Pastor Author Greg Gilbert asks a pertinent question in his newly titled book What Is The Gospel? This book is part of the 9marks series which is a series of books go in depth on what the ministries proclaimed 9marks of a healthy church are. One would think that would be the simplest question to answer for the evangelical church but many times we hear wrong answer or non biblical partial truths. Gilbert begins the book by presenting multiple false positions of what the Gospel is from liberal theologians and health & wealth preachers.To answer the question of the gospel and what is so good about this news he starts with what is going to be our authority, for the Christian it is the Bible. The author then proceeds to give four questions through which he demonstrates his outline to demonstrate the gospel. (1) Who made me, and to whom are we accountable? (God) (2) What is our problem? (man) (3) What is God's solution to that problem? (Christ) (4) How do I come to be included in that salvation? (response).These four questions provide the frame for the rest of this book in which Gilbert devotes one chapter to answering in more detail. Within the chapters he explains the holy righteous nature of God and Jesus and man¿s depravity. He also gives a thorough account of the redemptive work accomplished on the cross for Christ followers. Shows how Christ¿s penal Substitutionary atonement is the only thing sufficient to satisfy a holy God. Then in concluding the chapters on answering the four questions he demonstrates what is saving faith and also what is not saving faith.Gilbert then continues the book by writing what it exactly means now to be a part of God¿s kingdom. Once again he reverts back to the text of scripture and what does it say about the kingdom of God. His brief explanation of the kingdom revolves around the idea of the kingdom now and the kingdom which is not yet. He finishes how the kingdom citizen¿s should live cross-centered lives by loving one another and longing for the return of their King.This book like the rest of the 9Marks publications are splendidly written. What is the Gospel? is a enjoyably clear, concise, well-articulated and engaging little book which I highly recommend.

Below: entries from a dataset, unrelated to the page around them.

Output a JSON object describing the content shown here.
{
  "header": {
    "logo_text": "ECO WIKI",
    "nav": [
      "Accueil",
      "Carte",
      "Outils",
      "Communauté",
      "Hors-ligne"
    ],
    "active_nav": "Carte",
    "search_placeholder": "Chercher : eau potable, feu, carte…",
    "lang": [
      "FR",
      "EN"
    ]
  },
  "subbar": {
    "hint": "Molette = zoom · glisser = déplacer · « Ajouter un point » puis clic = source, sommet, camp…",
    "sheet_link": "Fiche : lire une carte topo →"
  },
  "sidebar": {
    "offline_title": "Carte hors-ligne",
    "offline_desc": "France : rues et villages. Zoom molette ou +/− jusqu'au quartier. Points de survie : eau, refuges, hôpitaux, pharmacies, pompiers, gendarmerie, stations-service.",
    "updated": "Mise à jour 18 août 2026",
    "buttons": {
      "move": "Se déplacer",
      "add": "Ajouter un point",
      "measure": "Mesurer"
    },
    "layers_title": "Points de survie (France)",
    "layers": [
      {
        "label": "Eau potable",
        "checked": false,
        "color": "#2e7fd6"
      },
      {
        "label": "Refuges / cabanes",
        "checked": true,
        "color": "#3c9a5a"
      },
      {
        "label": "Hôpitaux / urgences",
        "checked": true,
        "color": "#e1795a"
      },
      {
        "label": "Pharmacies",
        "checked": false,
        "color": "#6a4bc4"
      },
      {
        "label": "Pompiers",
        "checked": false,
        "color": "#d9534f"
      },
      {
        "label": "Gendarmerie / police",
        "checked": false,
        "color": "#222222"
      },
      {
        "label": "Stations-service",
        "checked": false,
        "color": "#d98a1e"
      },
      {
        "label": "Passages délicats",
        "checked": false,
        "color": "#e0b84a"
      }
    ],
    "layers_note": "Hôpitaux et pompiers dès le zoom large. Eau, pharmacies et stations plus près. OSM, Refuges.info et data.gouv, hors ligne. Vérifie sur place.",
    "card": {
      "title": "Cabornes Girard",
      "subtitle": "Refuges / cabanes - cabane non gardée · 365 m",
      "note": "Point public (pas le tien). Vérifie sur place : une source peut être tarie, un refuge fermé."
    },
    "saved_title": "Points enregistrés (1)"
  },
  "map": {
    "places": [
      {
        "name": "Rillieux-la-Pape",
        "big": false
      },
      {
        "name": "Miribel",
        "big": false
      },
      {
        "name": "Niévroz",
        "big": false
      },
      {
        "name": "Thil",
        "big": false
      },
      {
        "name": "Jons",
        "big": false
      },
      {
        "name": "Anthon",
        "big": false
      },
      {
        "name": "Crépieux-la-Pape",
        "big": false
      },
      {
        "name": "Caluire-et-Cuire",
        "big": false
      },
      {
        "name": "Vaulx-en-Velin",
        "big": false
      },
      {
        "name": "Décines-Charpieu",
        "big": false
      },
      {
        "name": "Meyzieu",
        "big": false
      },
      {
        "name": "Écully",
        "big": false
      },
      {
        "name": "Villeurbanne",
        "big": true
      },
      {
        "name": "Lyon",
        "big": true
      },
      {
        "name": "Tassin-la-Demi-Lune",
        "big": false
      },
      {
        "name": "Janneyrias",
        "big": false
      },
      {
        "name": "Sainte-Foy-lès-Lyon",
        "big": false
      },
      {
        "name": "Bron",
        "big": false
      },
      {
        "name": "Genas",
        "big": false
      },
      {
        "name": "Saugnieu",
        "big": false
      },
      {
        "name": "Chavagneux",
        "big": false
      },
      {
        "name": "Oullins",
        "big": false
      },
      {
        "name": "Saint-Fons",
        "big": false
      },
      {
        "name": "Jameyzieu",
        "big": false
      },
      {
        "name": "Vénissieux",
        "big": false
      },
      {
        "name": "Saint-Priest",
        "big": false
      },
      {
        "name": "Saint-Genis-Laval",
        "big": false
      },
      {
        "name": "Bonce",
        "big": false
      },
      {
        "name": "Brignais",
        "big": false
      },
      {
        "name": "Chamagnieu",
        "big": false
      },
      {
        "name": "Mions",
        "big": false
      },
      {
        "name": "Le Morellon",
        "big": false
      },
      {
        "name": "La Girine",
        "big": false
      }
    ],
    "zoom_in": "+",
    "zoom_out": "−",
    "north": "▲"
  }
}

A good overview of the essentials of the Gospel. A good book to help ensure you are emphasizing the things that God is in Scripture. This book also deals with some of the more subtle ways the Church gravitates away from the central place of the Cross of Christ. A good read!
I enjoyed reading the book. It is a great reminder of how simple and powerful the gospel is in the world. I highly recommend this book for anyone who is trying to figure out how to present the gospel in a world that is over complicating things.
I love this book !!!!!!!!!!!!!!!!!!!!!!!!!